(Data items)
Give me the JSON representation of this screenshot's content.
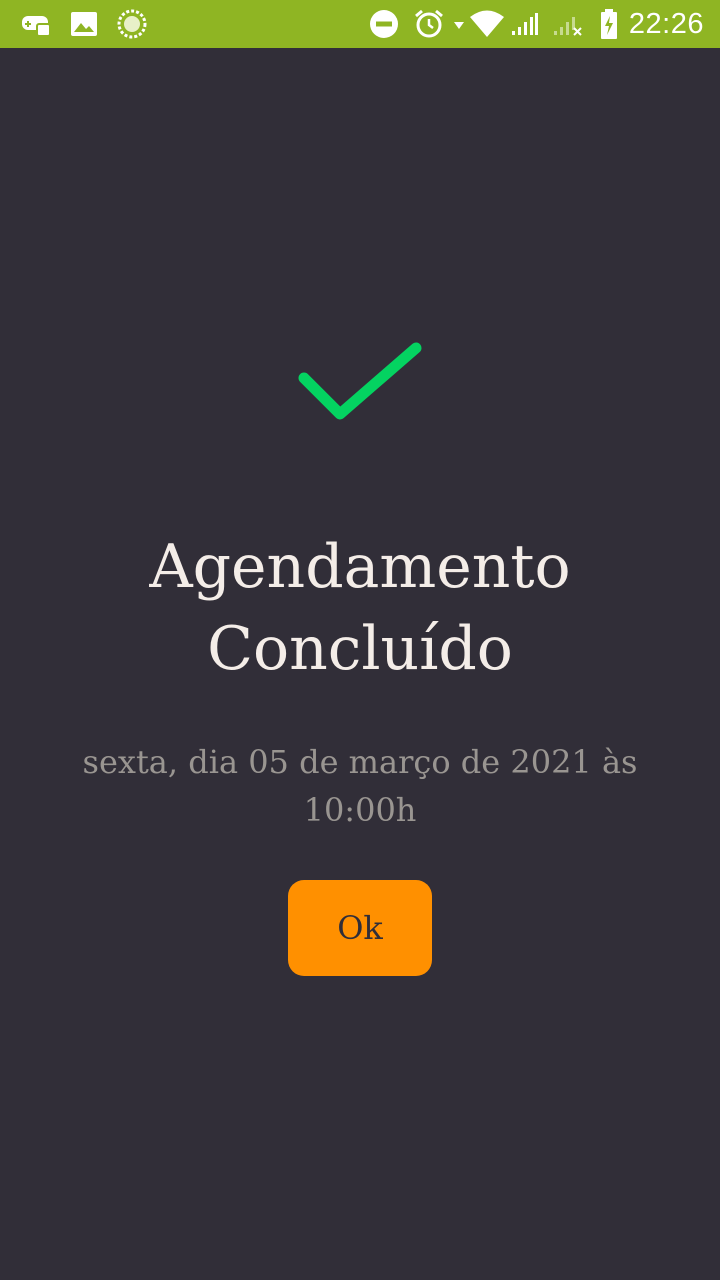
{
  "status_bar": {
    "time": "22:26",
    "left_icons": [
      "game-controller-icon",
      "image-icon",
      "circular-progress-icon"
    ],
    "right_icons": [
      "do-not-disturb-icon",
      "alarm-icon",
      "wifi-icon",
      "signal-icon",
      "signal-no-service-icon",
      "battery-charging-icon"
    ],
    "background_color": "#8fb523"
  },
  "main": {
    "check_icon": "check-icon",
    "check_color": "#04d361",
    "title_line_1": "Agendamento",
    "title_line_2": "Concluído",
    "subtitle": "sexta, dia 05 de março de 2021 às 10:00h",
    "ok_label": "Ok",
    "background_color": "#312e38",
    "button_color": "#ff9000"
  }
}
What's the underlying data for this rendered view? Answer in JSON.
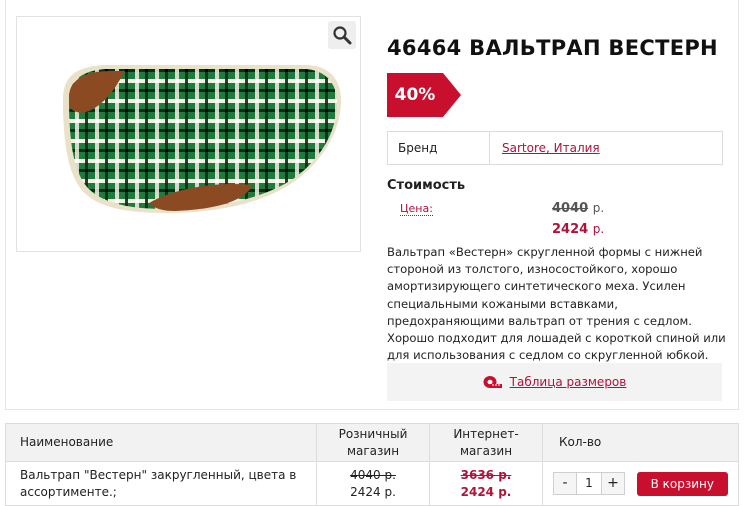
{
  "product": {
    "title": "46464 ВАЛЬТРАП ВЕСТЕРН",
    "discount": "40%",
    "brand_label": "Бренд",
    "brand_value": "Sartore, Италия",
    "price_heading": "Стоимость",
    "price_label": "Цена:",
    "old_price": "4040",
    "new_price": "2424",
    "currency": "р.",
    "description": "Вальтрап «Вестерн» скругленной формы с нижней стороной из толстого, износостойкого, хорошо амортизирующего синтетического меха. Усилен специальными кожаными вставками, предохраняющими вальтрап от трения с седлом. Хорошо подходит для лошадей с короткой спиной или для использования с седлом со скругленной юбкой.",
    "size_table_link": "Таблица размеров"
  },
  "offers": {
    "headers": {
      "name": "Наименование",
      "retail": "Розничный магазин",
      "internet": "Интернет-магазин",
      "qty": "Кол-во"
    },
    "rows": [
      {
        "name": "Вальтрап \"Вестерн\" закругленный, цвета в ассортименте.;",
        "retail_old": "4040 р.",
        "retail_new": "2424 р.",
        "internet_old": "3636 р.",
        "internet_new": "2424 р.",
        "qty": "1",
        "minus": "-",
        "plus": "+",
        "cart_label": "В корзину"
      }
    ]
  },
  "icons": {
    "zoom": "magnifier-icon",
    "size_table": "measuring-tape-icon"
  },
  "colors": {
    "accent": "#c8102e",
    "link": "#b0123a"
  }
}
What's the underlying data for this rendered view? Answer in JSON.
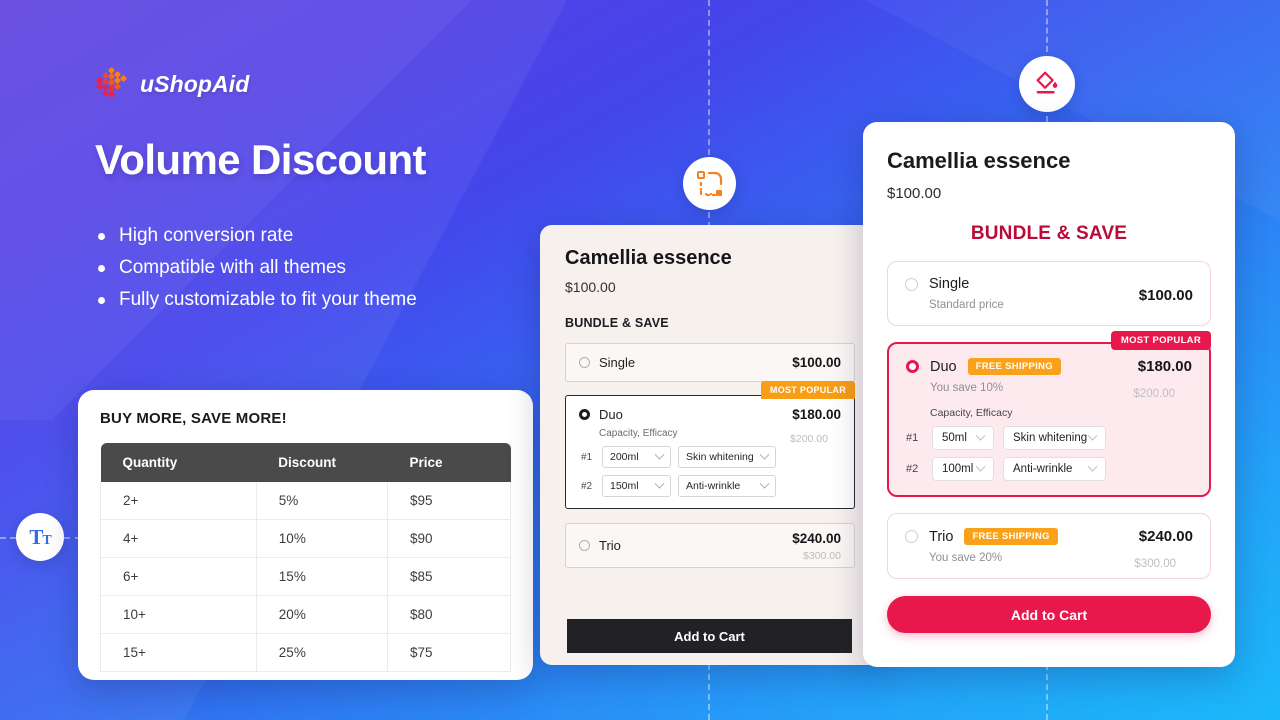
{
  "brand": {
    "name": "uShopAid",
    "logo_icon": "dot-grid-diamond-logo",
    "logo_color": "#e8224a",
    "logo_accent": "#f7811f"
  },
  "hero": {
    "title": "Volume Discount",
    "bullets": [
      "High conversion rate",
      "Compatible with all themes",
      "Fully customizable to fit your theme"
    ]
  },
  "floating_icons": [
    {
      "name": "paint-bucket-icon",
      "color": "#e8174c"
    },
    {
      "name": "shape-corner-radius-icon",
      "color": "#f7811f"
    },
    {
      "name": "typography-icon",
      "color": "#2f6fe4",
      "glyph": "Tt"
    }
  ],
  "table_card": {
    "title": "BUY MORE, SAVE MORE!",
    "headers": [
      "Quantity",
      "Discount",
      "Price"
    ],
    "rows": [
      [
        "2+",
        "5%",
        "$95"
      ],
      [
        "4+",
        "10%",
        "$90"
      ],
      [
        "6+",
        "15%",
        "$85"
      ],
      [
        "10+",
        "20%",
        "$80"
      ],
      [
        "15+",
        "25%",
        "$75"
      ]
    ]
  },
  "mid_card": {
    "product_name": "Camellia essence",
    "product_price": "$100.00",
    "bundle_heading": "BUNDLE & SAVE",
    "most_popular_badge": "MOST POPULAR",
    "options": [
      {
        "label": "Single",
        "price": "$100.00",
        "selected": false
      },
      {
        "label": "Duo",
        "price": "$180.00",
        "compare_at": "$200.00",
        "selected": true,
        "variant_label": "Capacity, Efficacy",
        "variants": [
          {
            "index": "#1",
            "capacity": "200ml",
            "efficacy": "Skin whitening"
          },
          {
            "index": "#2",
            "capacity": "150ml",
            "efficacy": "Anti-wrinkle"
          }
        ]
      },
      {
        "label": "Trio",
        "price": "$240.00",
        "compare_at": "$300.00",
        "selected": false
      }
    ],
    "add_to_cart": "Add to Cart"
  },
  "right_card": {
    "product_name": "Camellia essence",
    "product_price": "$100.00",
    "bundle_heading": "BUNDLE & SAVE",
    "most_popular_badge": "MOST POPULAR",
    "free_shipping_badge": "FREE SHIPPING",
    "accent_color": "#e8174c",
    "options": [
      {
        "label": "Single",
        "price": "$100.00",
        "sub": "Standard price",
        "selected": false
      },
      {
        "label": "Duo",
        "price": "$180.00",
        "compare_at": "$200.00",
        "sub": "You save 10%",
        "selected": true,
        "variant_label": "Capacity, Efficacy",
        "variants": [
          {
            "index": "#1",
            "capacity": "50ml",
            "efficacy": "Skin whitening"
          },
          {
            "index": "#2",
            "capacity": "100ml",
            "efficacy": "Anti-wrinkle"
          }
        ]
      },
      {
        "label": "Trio",
        "price": "$240.00",
        "compare_at": "$300.00",
        "sub": "You save 20%",
        "selected": false
      }
    ],
    "add_to_cart": "Add to Cart"
  }
}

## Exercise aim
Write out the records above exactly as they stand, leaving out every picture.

## Answer
Give me the JSON representation of this screenshot's content.
{
  "status_bar": {
    "time": "22:26",
    "left_icons": [
      "game-controller-icon",
      "image-icon",
      "circular-progress-icon"
    ],
    "right_icons": [
      "do-not-disturb-icon",
      "alarm-icon",
      "wifi-icon",
      "signal-icon",
      "signal-no-service-icon",
      "battery-charging-icon"
    ],
    "background_color": "#8fb523"
  },
  "main": {
    "check_icon": "check-icon",
    "check_color": "#04d361",
    "title_line_1": "Agendamento",
    "title_line_2": "Concluído",
    "subtitle": "sexta, dia 05 de março de 2021 às 10:00h",
    "ok_label": "Ok",
    "background_color": "#312e38",
    "button_color": "#ff9000"
  }
}
What's the underlying data for this rendered view? Answer in JSON.
{
  "product": {
    "title": "46464 ВАЛЬТРАП ВЕСТЕРН",
    "discount": "40%",
    "brand_label": "Бренд",
    "brand_value": "Sartore, Италия",
    "price_heading": "Стоимость",
    "price_label": "Цена:",
    "old_price": "4040",
    "new_price": "2424",
    "currency": "р.",
    "description": "Вальтрап «Вестерн» скругленной формы с нижней стороной из толстого, износостойкого, хорошо амортизирующего синтетического меха. Усилен специальными кожаными вставками, предохраняющими вальтрап от трения с седлом. Хорошо подходит для лошадей с короткой спиной или для использования с седлом со скругленной юбкой.",
    "size_table_link": "Таблица размеров"
  },
  "offers": {
    "headers": {
      "name": "Наименование",
      "retail": "Розничный магазин",
      "internet": "Интернет-магазин",
      "qty": "Кол-во"
    },
    "rows": [
      {
        "name": "Вальтрап \"Вестерн\" закругленный, цвета в ассортименте.;",
        "retail_old": "4040 р.",
        "retail_new": "2424 р.",
        "internet_old": "3636 р.",
        "internet_new": "2424 р.",
        "qty": "1",
        "minus": "-",
        "plus": "+",
        "cart_label": "В корзину"
      }
    ]
  },
  "icons": {
    "zoom": "magnifier-icon",
    "size_table": "measuring-tape-icon"
  },
  "colors": {
    "accent": "#c8102e",
    "link": "#b0123a"
  }
}
What's the underlying data for this rendered view? Answer in JSON.
{
  "brand": {
    "name": "uShopAid",
    "logo_icon": "dot-grid-diamond-logo",
    "logo_color": "#e8224a",
    "logo_accent": "#f7811f"
  },
  "hero": {
    "title": "Volume Discount",
    "bullets": [
      "High conversion rate",
      "Compatible with all themes",
      "Fully customizable to fit your theme"
    ]
  },
  "floating_icons": [
    {
      "name": "paint-bucket-icon",
      "color": "#e8174c"
    },
    {
      "name": "shape-corner-radius-icon",
      "color": "#f7811f"
    },
    {
      "name": "typography-icon",
      "color": "#2f6fe4",
      "glyph": "Tt"
    }
  ],
  "table_card": {
    "title": "BUY MORE, SAVE MORE!",
    "headers": [
      "Quantity",
      "Discount",
      "Price"
    ],
    "rows": [
      [
        "2+",
        "5%",
        "$95"
      ],
      [
        "4+",
        "10%",
        "$90"
      ],
      [
        "6+",
        "15%",
        "$85"
      ],
      [
        "10+",
        "20%",
        "$80"
      ],
      [
        "15+",
        "25%",
        "$75"
      ]
    ]
  },
  "mid_card": {
    "product_name": "Camellia essence",
    "product_price": "$100.00",
    "bundle_heading": "BUNDLE & SAVE",
    "most_popular_badge": "MOST POPULAR",
    "options": [
      {
        "label": "Single",
        "price": "$100.00",
        "selected": false
      },
      {
        "label": "Duo",
        "price": "$180.00",
        "compare_at": "$200.00",
        "selected": true,
        "variant_label": "Capacity, Efficacy",
        "variants": [
          {
            "index": "#1",
            "capacity": "200ml",
            "efficacy": "Skin whitening"
          },
          {
            "index": "#2",
            "capacity": "150ml",
            "efficacy": "Anti-wrinkle"
          }
        ]
      },
      {
        "label": "Trio",
        "price": "$240.00",
        "compare_at": "$300.00",
        "selected": false
      }
    ],
    "add_to_cart": "Add to Cart"
  },
  "right_card": {
    "product_name": "Camellia essence",
    "product_price": "$100.00",
    "bundle_heading": "BUNDLE & SAVE",
    "most_popular_badge": "MOST POPULAR",
    "free_shipping_badge": "FREE SHIPPING",
    "accent_color": "#e8174c",
    "options": [
      {
        "label": "Single",
        "price": "$100.00",
        "sub": "Standard price",
        "selected": false
      },
      {
        "label": "Duo",
        "price": "$180.00",
        "compare_at": "$200.00",
        "sub": "You save 10%",
        "selected": true,
        "variant_label": "Capacity, Efficacy",
        "variants": [
          {
            "index": "#1",
            "capacity": "50ml",
            "efficacy": "Skin whitening"
          },
          {
            "index": "#2",
            "capacity": "100ml",
            "efficacy": "Anti-wrinkle"
          }
        ]
      },
      {
        "label": "Trio",
        "price": "$240.00",
        "compare_at": "$300.00",
        "sub": "You save 20%",
        "selected": false
      }
    ],
    "add_to_cart": "Add to Cart"
  }
}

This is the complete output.